Therapies to target geographic atrophy are in sight.
Reviewed by Katherine Talcott, MD
Once there were none, but today there are several treatments for age-related macular degeneration (AMD). Even more are available for wet AMD, although research is also focused on dry AMD. In addition to preserving and improving vision, the goal is to reduce treatment burden.
Katherine Talcott, MD, a staff surgeon at the Cole Eye Institute and an assistant professor at the Lerner College of Medicine, in Cleveland, highlighted the more recent additions to the armamentarium in a presentation at the Virtual Vision Research Symposium.
Anti–vascular endothelial growth factor drugs—which have been highly effective at improving vision in randomized trials—are the first-line therapy for neovascular AMD. However, Talcott noted, real-world studies illustrate that it is difficult to achieve good long-term outcomes owing to the undertreatment that heavy treatment burden puts on patients, caregivers, and clinicians.

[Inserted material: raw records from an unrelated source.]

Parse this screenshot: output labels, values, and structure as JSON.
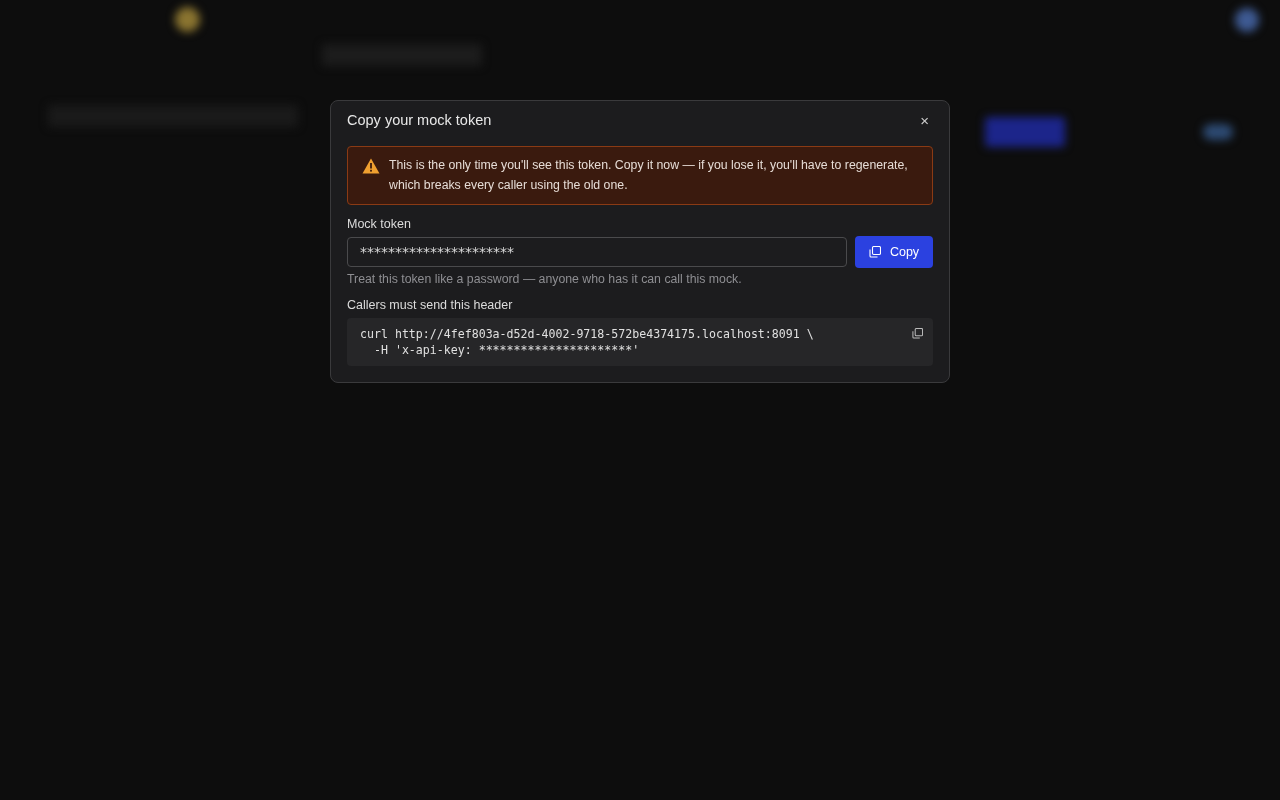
{
  "dialog": {
    "title": "Copy your mock token",
    "close_label": "×",
    "warning": "This is the only time you'll see this token. Copy it now — if you lose it, you'll have to regenerate, which breaks every caller using the old one.",
    "token_field": {
      "label": "Mock token",
      "value": "**********************",
      "hint": "Treat this token like a password — anyone who has it can call this mock."
    },
    "copy_button": "Copy",
    "header_section": {
      "label": "Callers must send this header",
      "code_lines": [
        "curl http://4fef803a-d52d-4002-9718-572be4374175.localhost:8091 \\",
        "  -H 'x-api-key: **********************'"
      ]
    }
  }
}
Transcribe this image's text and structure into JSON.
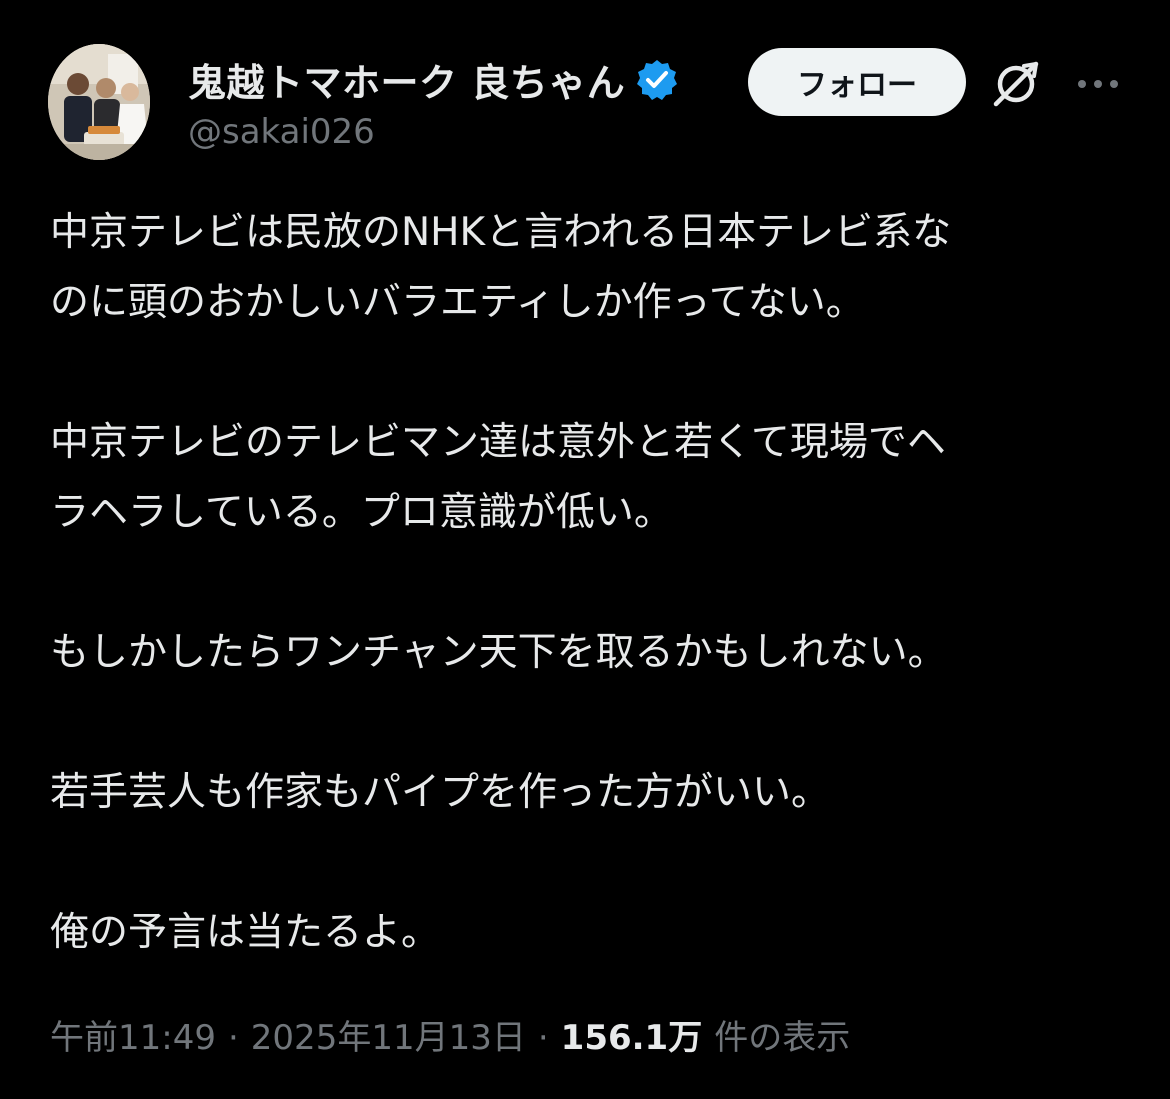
{
  "author": {
    "display_name": "鬼越トマホーク 良ちゃん",
    "handle": "@sakai026",
    "verified": true,
    "verified_color": "#1d9bf0"
  },
  "actions": {
    "follow_label": "フォロー",
    "grok_icon": "grok-icon",
    "more_icon": "more-icon"
  },
  "tweet": {
    "paragraphs": [
      "中京テレビは民放のNHKと言われる日本テレビ系な\nのに頭のおかしいバラエティしか作ってない。",
      "中京テレビのテレビマン達は意外と若くて現場でヘ\nラヘラしている。プロ意識が低い。",
      "もしかしたらワンチャン天下を取るかもしれない。",
      "若手芸人も作家もパイプを作った方がいい。",
      "俺の予言は当たるよ。"
    ]
  },
  "meta": {
    "time": "午前11:49",
    "separator": "·",
    "date": "2025年11月13日",
    "views_count": "156.1万",
    "views_label": "件の表示"
  },
  "colors": {
    "background": "#000000",
    "text_primary": "#e7e9ea",
    "text_secondary": "#71767b",
    "button_bg": "#eff3f4",
    "button_text": "#0f1419"
  }
}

The hope had been that the ranibizumab (Susvimo) implant from Genentech, a permanent, refillable, surgically implanted device that releases medication continuously, would alleviate the burden for patients with neovascular AMD. However, this port delivery system is temporarily under recall because of dislodgement of internal structures.
Faricimab (Vabysmo; Genentech) is a bispecific antibody that is injected intravitreally and inhibits both VEGF-A and angiopoietin-2. In clinical trials, visual acuity gains with faricimab were equivalent to those achieved with aflibercept (Eylea; Regeneron Pharmaceuticals). A distinct advantage of faricimab is that much fewer injections of it are needed than of aflibercept, a finding that suggests it may be more durable.
But the holy grail of neovascular AMD treatment is a one-and-done option, and this is where gene therapy may play a role. RGX-314 (RegenxBio) is a surgically implanted gene therapy that encodes for an anti-VEGF protein. The phase 1/2 trial results were promising, Talcott reported, and the subretinal implant is currently being evaluated in 2 phase 3 trials, ATMOSPHERE and ASCENT. “This is a promising option,” she said.
Geographic atrophy (GA), the end stage of dry AMD for which until recently no treatments were available, has become a major research target of late. Most of the agents being evaluated are complement inhibitors of C3 and C5, important factors in the development of eye inflammation and cell death.
The complement C3 inhibitor pegcetacoplan (Syfovre; Apellis) was recently approved for GA. After a phase 2 study showed that it slowed disease progression, the DERBY and OAKS (NCT03525600) studies, whose primary end point is change in total area of GA lesions at 12 months, both showed significant changes in the rate of growth at 18 months in those receiving active treatment. Unfortunately, no functional improvement in vision was seen with pegcetacoplan.
Another drug under study is avacincaptad pegol (Zimura, Iveric Bio), a C5 inhibitor that was observed to slow GA growth in the GATHER 1 and 2 studies (NCT02686658; NCT04435366), the end points of which were also GA growth rate. With both investigational drugs, the rate of conversion to neovascular AMD is higher than with sham treatment.
Gene therapy may also play a role in controlling GA. Gyroscope Therapeutics is looking at a complement factor I, GT005, in the FOCUS study, in which the therapy is delivered into a bleb created in the subretinal space.
“Neovascular AMD and GA both result in irreversible vision loss that require effective treatments to reduce…individual and societal treatment burden. Many studies are ongoing and investigating a number of therapeutic options. There also may be a role in the future for…surgical innovations that may help address…treatment burden,” Talcott concluded.